Material for this exercise:
Start of Block
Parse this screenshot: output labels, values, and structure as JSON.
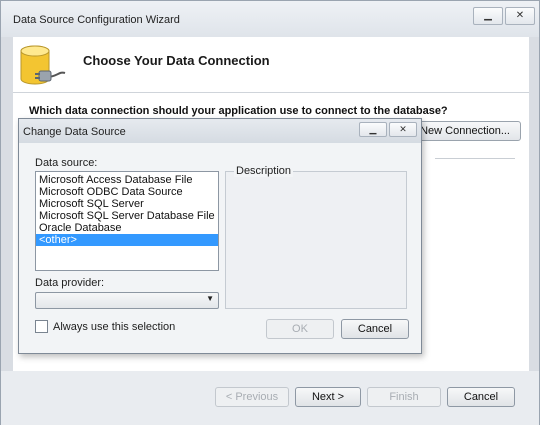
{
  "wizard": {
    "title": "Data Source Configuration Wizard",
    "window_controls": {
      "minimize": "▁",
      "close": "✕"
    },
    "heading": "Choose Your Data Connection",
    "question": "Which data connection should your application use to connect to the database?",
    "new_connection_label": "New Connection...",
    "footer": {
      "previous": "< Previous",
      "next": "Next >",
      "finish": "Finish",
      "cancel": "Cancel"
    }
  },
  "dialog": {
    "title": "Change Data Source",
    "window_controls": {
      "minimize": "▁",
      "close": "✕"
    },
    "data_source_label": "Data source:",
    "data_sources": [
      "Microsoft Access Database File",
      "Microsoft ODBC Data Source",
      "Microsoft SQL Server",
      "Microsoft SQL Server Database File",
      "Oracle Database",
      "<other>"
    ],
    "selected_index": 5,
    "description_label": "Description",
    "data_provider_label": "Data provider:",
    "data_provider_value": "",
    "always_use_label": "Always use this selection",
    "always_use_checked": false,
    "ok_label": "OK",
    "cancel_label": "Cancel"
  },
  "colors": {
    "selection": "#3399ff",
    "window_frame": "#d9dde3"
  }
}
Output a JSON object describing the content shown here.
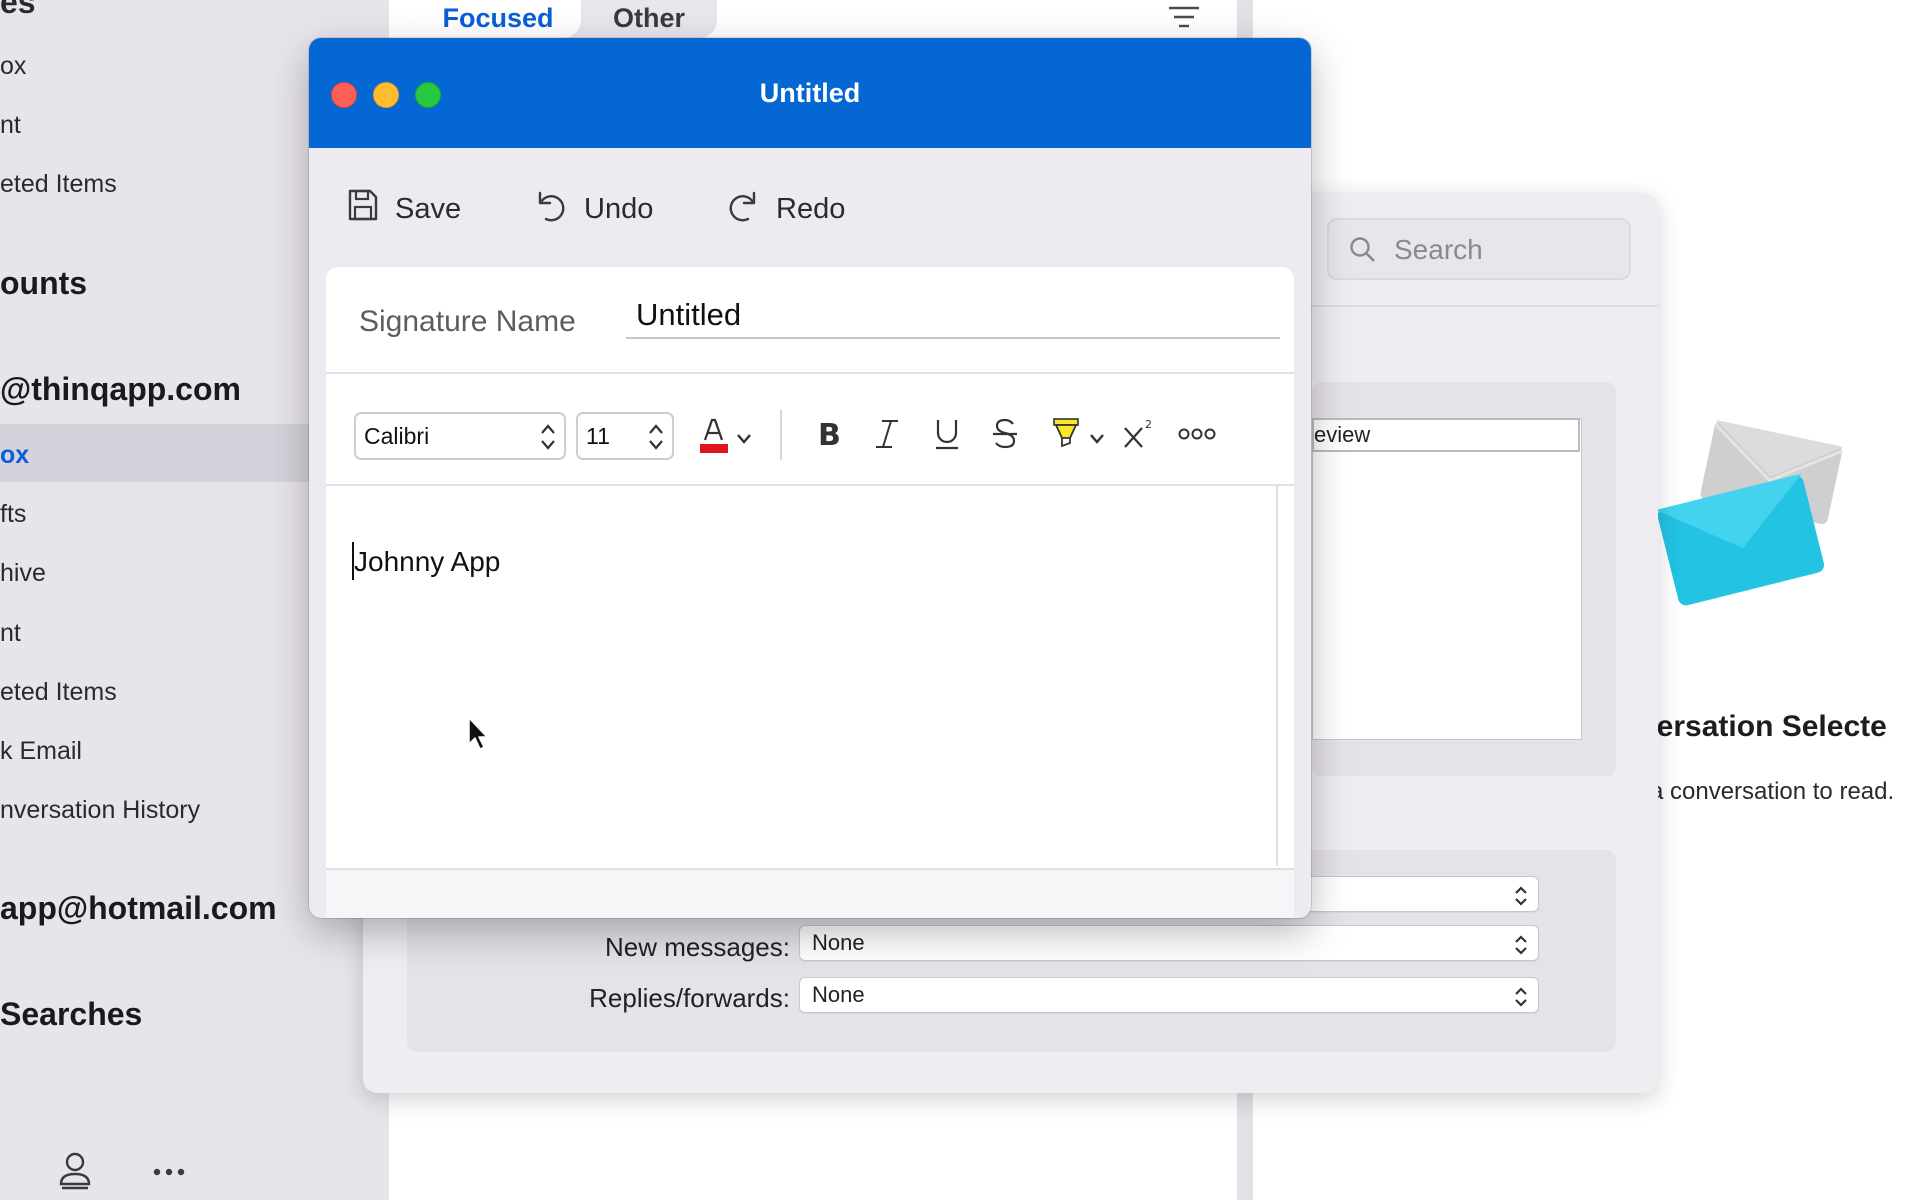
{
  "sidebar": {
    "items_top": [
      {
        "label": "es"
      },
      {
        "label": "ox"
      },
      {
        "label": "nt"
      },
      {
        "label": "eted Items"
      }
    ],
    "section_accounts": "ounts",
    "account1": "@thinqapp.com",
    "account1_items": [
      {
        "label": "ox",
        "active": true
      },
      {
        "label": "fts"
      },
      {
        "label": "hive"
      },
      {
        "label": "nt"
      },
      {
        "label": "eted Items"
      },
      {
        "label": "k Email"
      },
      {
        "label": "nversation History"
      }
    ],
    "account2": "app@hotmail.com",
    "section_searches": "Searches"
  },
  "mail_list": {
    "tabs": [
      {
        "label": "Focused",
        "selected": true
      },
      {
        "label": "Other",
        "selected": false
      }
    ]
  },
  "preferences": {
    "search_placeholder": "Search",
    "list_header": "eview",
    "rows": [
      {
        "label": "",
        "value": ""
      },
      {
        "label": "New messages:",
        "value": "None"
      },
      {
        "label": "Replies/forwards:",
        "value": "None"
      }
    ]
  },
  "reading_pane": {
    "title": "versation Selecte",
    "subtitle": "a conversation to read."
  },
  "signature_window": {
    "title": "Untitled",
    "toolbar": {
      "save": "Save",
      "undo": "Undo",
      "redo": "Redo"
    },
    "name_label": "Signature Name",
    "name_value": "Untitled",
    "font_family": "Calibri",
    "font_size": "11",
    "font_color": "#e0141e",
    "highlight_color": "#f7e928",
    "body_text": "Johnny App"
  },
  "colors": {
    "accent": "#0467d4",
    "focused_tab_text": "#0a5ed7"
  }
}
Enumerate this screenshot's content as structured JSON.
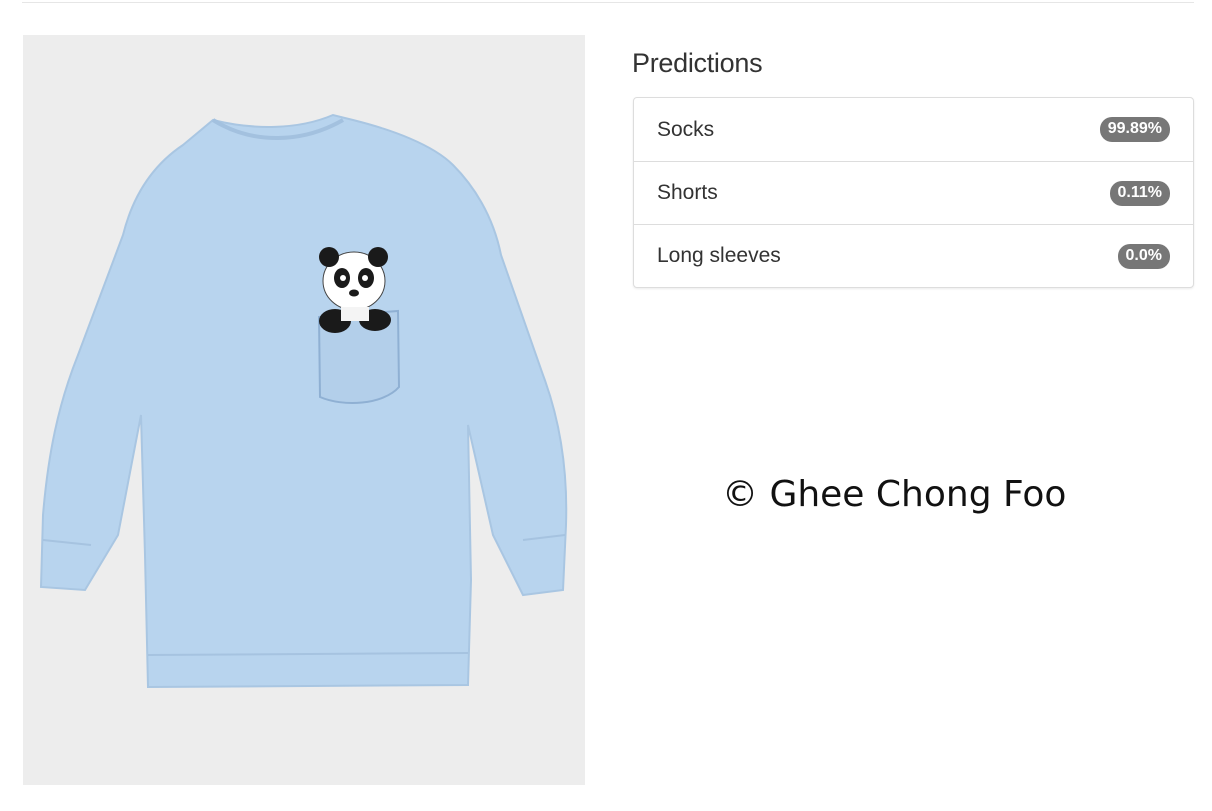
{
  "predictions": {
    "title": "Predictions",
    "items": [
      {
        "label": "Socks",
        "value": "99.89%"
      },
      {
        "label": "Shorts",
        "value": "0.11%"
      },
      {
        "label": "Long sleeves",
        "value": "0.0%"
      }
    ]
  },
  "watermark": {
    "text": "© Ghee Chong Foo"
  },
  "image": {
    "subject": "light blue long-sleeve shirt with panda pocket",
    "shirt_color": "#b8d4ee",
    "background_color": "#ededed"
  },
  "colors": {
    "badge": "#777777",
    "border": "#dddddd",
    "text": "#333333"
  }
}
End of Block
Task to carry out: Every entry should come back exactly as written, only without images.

Finished task:
Parse this screenshot: output labels, values, and structure as JSON.
{
  "wizard": {
    "title": "Data Source Configuration Wizard",
    "window_controls": {
      "minimize": "▁",
      "close": "✕"
    },
    "heading": "Choose Your Data Connection",
    "question": "Which data connection should your application use to connect to the database?",
    "new_connection_label": "New Connection...",
    "footer": {
      "previous": "< Previous",
      "next": "Next >",
      "finish": "Finish",
      "cancel": "Cancel"
    }
  },
  "dialog": {
    "title": "Change Data Source",
    "window_controls": {
      "minimize": "▁",
      "close": "✕"
    },
    "data_source_label": "Data source:",
    "data_sources": [
      "Microsoft Access Database File",
      "Microsoft ODBC Data Source",
      "Microsoft SQL Server",
      "Microsoft SQL Server Database File",
      "Oracle Database",
      "<other>"
    ],
    "selected_index": 5,
    "description_label": "Description",
    "data_provider_label": "Data provider:",
    "data_provider_value": "",
    "always_use_label": "Always use this selection",
    "always_use_checked": false,
    "ok_label": "OK",
    "cancel_label": "Cancel"
  },
  "colors": {
    "selection": "#3399ff",
    "window_frame": "#d9dde3"
  }
}
Output a JSON object describing the content shown here.
{
  "sidebar": {
    "items_top": [
      {
        "label": "es"
      },
      {
        "label": "ox"
      },
      {
        "label": "nt"
      },
      {
        "label": "eted Items"
      }
    ],
    "section_accounts": "ounts",
    "account1": "@thinqapp.com",
    "account1_items": [
      {
        "label": "ox",
        "active": true
      },
      {
        "label": "fts"
      },
      {
        "label": "hive"
      },
      {
        "label": "nt"
      },
      {
        "label": "eted Items"
      },
      {
        "label": "k Email"
      },
      {
        "label": "nversation History"
      }
    ],
    "account2": "app@hotmail.com",
    "section_searches": "Searches"
  },
  "mail_list": {
    "tabs": [
      {
        "label": "Focused",
        "selected": true
      },
      {
        "label": "Other",
        "selected": false
      }
    ]
  },
  "preferences": {
    "search_placeholder": "Search",
    "list_header": "eview",
    "rows": [
      {
        "label": "",
        "value": ""
      },
      {
        "label": "New messages:",
        "value": "None"
      },
      {
        "label": "Replies/forwards:",
        "value": "None"
      }
    ]
  },
  "reading_pane": {
    "title": "versation Selecte",
    "subtitle": "a conversation to read."
  },
  "signature_window": {
    "title": "Untitled",
    "toolbar": {
      "save": "Save",
      "undo": "Undo",
      "redo": "Redo"
    },
    "name_label": "Signature Name",
    "name_value": "Untitled",
    "font_family": "Calibri",
    "font_size": "11",
    "font_color": "#e0141e",
    "highlight_color": "#f7e928",
    "body_text": "Johnny App"
  },
  "colors": {
    "accent": "#0467d4",
    "focused_tab_text": "#0a5ed7"
  }
}
Enumerate this screenshot's content as structured JSON.
{
  "predictions": {
    "title": "Predictions",
    "items": [
      {
        "label": "Socks",
        "value": "99.89%"
      },
      {
        "label": "Shorts",
        "value": "0.11%"
      },
      {
        "label": "Long sleeves",
        "value": "0.0%"
      }
    ]
  },
  "watermark": {
    "text": "© Ghee Chong Foo"
  },
  "image": {
    "subject": "light blue long-sleeve shirt with panda pocket",
    "shirt_color": "#b8d4ee",
    "background_color": "#ededed"
  },
  "colors": {
    "badge": "#777777",
    "border": "#dddddd",
    "text": "#333333"
  }
}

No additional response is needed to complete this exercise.